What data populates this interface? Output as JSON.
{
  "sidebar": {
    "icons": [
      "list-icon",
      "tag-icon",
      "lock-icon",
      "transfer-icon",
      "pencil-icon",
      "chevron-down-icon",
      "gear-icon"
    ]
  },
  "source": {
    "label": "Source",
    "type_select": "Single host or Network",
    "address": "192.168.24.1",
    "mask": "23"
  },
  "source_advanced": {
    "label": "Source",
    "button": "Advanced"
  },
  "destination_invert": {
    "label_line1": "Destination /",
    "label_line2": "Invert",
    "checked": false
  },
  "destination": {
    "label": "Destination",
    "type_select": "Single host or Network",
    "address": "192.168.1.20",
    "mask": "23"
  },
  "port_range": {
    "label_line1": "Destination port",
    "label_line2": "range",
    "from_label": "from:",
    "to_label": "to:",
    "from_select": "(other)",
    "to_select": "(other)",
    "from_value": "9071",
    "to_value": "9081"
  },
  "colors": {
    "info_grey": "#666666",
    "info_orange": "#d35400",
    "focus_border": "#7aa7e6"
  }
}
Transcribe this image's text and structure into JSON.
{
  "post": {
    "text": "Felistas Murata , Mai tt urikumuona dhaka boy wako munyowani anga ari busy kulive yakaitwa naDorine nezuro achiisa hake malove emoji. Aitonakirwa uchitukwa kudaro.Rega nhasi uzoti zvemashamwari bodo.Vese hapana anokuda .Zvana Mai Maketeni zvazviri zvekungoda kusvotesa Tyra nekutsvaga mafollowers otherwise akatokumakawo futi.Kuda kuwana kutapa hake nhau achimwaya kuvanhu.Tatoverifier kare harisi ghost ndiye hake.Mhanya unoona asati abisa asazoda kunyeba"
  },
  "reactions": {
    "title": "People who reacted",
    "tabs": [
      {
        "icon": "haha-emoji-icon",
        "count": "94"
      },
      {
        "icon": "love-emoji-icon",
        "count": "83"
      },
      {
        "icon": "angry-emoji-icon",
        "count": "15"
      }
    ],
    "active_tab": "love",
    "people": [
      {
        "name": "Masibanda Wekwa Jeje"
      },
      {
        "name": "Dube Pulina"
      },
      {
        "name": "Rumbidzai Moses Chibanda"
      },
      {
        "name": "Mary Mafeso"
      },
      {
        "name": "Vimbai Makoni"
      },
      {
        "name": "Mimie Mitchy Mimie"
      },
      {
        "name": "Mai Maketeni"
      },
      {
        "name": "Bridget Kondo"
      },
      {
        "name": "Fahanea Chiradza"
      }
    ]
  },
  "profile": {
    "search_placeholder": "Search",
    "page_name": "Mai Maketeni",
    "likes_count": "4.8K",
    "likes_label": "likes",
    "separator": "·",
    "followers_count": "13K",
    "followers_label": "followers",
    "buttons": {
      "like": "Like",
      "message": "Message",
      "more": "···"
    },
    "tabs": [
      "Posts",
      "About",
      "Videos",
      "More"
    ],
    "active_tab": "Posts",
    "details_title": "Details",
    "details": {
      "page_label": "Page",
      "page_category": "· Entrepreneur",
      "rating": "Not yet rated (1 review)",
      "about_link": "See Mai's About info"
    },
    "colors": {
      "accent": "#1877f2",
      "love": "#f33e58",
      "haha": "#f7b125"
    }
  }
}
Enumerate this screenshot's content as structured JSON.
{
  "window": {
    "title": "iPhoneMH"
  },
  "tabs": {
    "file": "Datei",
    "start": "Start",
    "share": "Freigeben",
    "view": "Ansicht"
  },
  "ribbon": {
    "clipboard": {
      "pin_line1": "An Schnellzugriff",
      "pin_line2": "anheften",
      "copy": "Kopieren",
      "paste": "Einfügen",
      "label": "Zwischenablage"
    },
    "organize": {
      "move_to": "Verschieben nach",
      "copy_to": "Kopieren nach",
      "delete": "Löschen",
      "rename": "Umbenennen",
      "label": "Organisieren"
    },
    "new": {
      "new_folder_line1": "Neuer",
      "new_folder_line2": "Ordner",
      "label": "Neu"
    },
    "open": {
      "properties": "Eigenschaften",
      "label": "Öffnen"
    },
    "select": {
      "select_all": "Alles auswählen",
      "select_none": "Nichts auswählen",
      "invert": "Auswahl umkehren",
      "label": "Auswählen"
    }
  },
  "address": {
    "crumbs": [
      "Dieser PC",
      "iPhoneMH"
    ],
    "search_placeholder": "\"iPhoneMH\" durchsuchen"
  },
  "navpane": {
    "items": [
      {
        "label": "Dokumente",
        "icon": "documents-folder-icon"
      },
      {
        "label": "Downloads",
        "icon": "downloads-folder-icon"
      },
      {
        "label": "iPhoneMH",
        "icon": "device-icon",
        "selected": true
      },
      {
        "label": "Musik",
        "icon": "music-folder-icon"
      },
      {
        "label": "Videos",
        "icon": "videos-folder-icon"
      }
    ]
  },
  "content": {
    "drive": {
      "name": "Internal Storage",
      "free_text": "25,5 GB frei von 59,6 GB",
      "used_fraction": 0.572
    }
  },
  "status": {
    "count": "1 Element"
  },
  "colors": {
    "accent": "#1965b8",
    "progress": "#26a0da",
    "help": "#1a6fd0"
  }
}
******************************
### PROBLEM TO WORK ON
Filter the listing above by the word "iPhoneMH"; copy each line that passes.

### RESPONSE BELOW
    "title": "iPhoneMH"
      "iPhoneMH"
    "search_placeholder": "\"iPhoneMH\" durchsuchen"
        "label": "iPhoneMH",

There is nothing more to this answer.